Elie Fares writes on his blog, A Separate State of Mind:
2014 is off to a horrible start in Lebanon. The explosion that took place in Beirut [last Friday], in the year’s first few days, has been paralleled by another act of terrorism in Lebanon’s northern capital, where extremist gunmen torched the city’s biggest library, Lebanon’s second, burning it to the ground.
They accused the priest running the library, a man who has been fighting to keep that place alive against contractors who worked to dismantle the building in which it resided, of publishing an article that offends Islam. I guess offenses are in the eye of the beholder. In this case, the eyes are for illiterate people who can’t read and who don’t know the value of a book.

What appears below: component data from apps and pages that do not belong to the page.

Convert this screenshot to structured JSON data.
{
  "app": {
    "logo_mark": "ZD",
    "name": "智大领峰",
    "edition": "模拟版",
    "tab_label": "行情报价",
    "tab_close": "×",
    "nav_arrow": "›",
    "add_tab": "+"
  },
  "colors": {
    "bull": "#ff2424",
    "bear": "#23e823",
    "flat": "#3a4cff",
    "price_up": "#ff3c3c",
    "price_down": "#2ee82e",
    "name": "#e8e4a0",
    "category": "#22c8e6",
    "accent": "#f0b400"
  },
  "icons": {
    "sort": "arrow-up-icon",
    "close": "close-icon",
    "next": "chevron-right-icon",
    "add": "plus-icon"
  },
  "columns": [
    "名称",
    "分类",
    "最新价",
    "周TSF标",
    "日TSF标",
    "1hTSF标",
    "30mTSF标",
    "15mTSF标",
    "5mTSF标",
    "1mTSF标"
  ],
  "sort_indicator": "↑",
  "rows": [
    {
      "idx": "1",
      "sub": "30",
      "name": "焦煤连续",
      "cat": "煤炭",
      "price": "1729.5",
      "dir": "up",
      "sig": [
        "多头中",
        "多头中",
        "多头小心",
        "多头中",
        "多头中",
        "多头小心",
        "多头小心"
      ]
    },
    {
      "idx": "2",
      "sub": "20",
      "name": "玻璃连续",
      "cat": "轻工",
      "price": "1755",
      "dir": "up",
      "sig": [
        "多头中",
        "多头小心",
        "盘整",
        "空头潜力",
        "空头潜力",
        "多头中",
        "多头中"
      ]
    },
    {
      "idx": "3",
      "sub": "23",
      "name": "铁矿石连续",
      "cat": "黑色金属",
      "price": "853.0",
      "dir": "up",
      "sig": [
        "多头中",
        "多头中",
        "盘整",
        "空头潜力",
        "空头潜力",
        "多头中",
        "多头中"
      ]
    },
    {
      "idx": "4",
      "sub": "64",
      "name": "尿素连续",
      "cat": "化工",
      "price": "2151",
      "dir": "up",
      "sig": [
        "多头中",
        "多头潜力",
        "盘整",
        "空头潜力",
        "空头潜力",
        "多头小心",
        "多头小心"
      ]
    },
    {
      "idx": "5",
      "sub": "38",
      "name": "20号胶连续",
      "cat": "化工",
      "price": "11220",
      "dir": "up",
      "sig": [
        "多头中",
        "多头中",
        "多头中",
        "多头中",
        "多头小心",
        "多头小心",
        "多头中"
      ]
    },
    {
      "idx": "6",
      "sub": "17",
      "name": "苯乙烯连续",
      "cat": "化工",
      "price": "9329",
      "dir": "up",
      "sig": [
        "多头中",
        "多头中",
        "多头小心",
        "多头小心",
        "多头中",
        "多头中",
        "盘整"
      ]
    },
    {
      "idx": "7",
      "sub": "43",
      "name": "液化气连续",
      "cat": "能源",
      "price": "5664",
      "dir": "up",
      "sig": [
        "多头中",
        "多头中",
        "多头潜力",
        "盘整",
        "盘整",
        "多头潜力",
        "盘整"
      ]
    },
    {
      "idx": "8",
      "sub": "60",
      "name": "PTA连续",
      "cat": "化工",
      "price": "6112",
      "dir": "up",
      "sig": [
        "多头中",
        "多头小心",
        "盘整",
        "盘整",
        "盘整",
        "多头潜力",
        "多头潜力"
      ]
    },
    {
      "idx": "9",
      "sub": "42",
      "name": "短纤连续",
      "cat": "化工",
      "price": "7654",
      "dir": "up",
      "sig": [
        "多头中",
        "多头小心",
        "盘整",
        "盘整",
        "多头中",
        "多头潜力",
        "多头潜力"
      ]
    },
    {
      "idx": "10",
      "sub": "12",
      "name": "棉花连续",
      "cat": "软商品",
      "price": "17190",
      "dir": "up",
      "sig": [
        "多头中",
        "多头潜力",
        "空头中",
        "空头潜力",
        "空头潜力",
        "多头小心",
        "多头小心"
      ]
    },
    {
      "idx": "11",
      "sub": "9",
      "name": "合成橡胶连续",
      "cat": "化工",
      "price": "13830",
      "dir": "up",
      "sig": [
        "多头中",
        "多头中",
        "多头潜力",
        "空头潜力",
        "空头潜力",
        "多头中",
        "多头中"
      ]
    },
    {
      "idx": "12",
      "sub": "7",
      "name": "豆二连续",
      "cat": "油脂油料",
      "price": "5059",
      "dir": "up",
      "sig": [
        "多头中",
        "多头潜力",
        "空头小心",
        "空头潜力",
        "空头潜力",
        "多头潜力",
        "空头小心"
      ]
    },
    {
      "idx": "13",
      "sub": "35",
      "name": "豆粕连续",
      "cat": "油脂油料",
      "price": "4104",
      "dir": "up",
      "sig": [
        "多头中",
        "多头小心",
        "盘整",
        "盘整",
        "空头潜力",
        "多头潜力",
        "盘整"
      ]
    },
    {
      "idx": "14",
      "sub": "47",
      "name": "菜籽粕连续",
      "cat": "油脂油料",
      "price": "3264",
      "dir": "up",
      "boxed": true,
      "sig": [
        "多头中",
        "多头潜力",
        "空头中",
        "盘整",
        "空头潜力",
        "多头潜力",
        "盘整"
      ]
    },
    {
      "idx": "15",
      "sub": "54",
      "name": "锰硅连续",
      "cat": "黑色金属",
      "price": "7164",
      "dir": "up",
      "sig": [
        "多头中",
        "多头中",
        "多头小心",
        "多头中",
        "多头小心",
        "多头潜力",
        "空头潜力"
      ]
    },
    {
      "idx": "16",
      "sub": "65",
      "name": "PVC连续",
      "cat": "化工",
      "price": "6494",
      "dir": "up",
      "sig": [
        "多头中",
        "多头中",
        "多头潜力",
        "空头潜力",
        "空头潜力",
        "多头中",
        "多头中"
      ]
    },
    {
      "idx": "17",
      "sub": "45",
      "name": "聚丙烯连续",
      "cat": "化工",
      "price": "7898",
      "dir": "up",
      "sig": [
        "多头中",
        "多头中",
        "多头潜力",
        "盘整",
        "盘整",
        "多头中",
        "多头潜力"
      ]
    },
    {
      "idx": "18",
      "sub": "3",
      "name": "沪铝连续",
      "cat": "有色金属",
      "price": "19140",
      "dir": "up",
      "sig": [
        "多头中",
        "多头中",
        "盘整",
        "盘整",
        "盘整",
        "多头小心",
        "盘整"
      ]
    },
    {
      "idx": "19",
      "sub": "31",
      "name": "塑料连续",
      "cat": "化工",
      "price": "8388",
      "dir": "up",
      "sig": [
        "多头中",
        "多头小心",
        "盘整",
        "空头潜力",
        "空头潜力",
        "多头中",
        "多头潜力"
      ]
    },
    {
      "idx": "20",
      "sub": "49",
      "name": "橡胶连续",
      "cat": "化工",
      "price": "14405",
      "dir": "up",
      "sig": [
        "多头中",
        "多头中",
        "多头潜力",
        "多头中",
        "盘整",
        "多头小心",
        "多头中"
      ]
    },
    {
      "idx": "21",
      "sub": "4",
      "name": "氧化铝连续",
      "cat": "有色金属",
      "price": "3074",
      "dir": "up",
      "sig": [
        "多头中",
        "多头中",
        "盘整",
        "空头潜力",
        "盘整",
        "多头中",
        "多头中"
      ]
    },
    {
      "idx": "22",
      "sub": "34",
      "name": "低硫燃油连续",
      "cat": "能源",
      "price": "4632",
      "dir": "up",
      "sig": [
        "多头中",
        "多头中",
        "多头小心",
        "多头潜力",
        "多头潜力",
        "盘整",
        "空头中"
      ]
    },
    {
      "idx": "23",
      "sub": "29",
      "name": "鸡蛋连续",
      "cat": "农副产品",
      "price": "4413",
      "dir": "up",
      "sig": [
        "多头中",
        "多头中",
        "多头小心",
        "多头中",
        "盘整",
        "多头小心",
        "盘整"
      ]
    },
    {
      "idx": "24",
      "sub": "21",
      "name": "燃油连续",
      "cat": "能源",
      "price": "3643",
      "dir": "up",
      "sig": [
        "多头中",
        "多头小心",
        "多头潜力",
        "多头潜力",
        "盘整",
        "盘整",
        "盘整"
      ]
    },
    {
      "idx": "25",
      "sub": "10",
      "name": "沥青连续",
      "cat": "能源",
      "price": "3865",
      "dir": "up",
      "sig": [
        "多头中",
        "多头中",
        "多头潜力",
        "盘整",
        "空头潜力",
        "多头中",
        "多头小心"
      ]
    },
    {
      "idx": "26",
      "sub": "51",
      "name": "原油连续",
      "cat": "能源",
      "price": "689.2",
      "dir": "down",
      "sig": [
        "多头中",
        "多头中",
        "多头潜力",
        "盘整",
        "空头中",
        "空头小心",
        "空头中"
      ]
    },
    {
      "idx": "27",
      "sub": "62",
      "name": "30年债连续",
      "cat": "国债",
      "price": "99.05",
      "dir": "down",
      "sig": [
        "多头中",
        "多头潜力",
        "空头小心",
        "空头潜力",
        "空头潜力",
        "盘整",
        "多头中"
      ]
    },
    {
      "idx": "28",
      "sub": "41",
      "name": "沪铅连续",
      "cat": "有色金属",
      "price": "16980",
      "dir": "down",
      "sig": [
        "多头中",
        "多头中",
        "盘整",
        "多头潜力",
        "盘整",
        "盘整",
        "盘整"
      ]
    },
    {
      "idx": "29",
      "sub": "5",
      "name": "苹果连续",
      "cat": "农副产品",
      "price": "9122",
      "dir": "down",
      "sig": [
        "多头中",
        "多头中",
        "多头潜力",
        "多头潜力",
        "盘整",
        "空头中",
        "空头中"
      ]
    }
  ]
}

The country is burning, let’s not worry about a library. A lot of people might say that. But the library in question was a true national treasure, containing 78,000 books, many of which exist in very few copies and many of which are, ironically, books about Islam. I’m also sure the library contained Qurans. Father Ibrahim Sarrouj, the library’s curator, has lived in Tripoli all his life and is known to being an encompassing person of the city’s diversity.
Tripoli cannot sit out the ongoing tragedies blowing through Lebanon lately. We just lost 78,000 books. We have lost many innocent lives as well over the past few days. And for the sake of what? Wars that we have nothing to do with, being fought over our territory, by people who have gone through a few cycles of brain washing in order to get them to believe that killing innocent people whose lives are well ahead of them or burning down a library will bring them favors with their own version of god and prophet.
Then you have those who believe that the actions of those gunmen reflect what the people of Tripoli believe in and who proclaim things as such to the ears that would listen. The fact of the matter is, however, is that the people of Tripoli are more afraid of those gunmen than we are. They are more afraid of the havoc they are bringing to their city than we are. They are more worried about the repercussions of their actions on the fabrics of their society than we give them credit for. They are wary of how their city has changed in such few days. They are terrified of the cultural demise that their home city is witnessing. They care about these books, the library and the priest who ran it. They are people who are worthy of having such a library to their name. They are the people whose city just lost its biggest library and who are gathering around its remnants crying their eyes out at how things turned out for the place they call home: a pile of rubble of a place that was once great.
I’m not Muslim but I’m more Muslim than the lunatics who torched that library and so are most of the people of Tripoli that many Lebanese love to dismiss so easily.
Tonight, I have been robbed of being able to visit such a place again and again by men who know no religion, no god and no alphabet. Tonight, the entire country was robbed of a wealth of knowledge that we had probably taken for granted. Who ever thought a library would be targeted in a terrorist attack?
Tonight, I’m livid and you should be. It’s not just about books. It’s about living in a place where two explosions taking place within a week, followed by such an act, are now considered normal. It’s about living in a place where you’re expected to move on from everything like it was nothing because that’s the only way forward. It’s about living in a place where you’re forced to forget about the lives lost, the books burned and the cities ruined just because it’s what we do.
Tonight, my thoughts go to Tripoli, the city that I miss and to its people that I hold dear. May they rebuild the library, restock its shelves with what they can and get rid of their streets of the infestation springing out and about. I try to be optimistic because that’s the only thing I can try to do. Tonight has been a sad night indeed.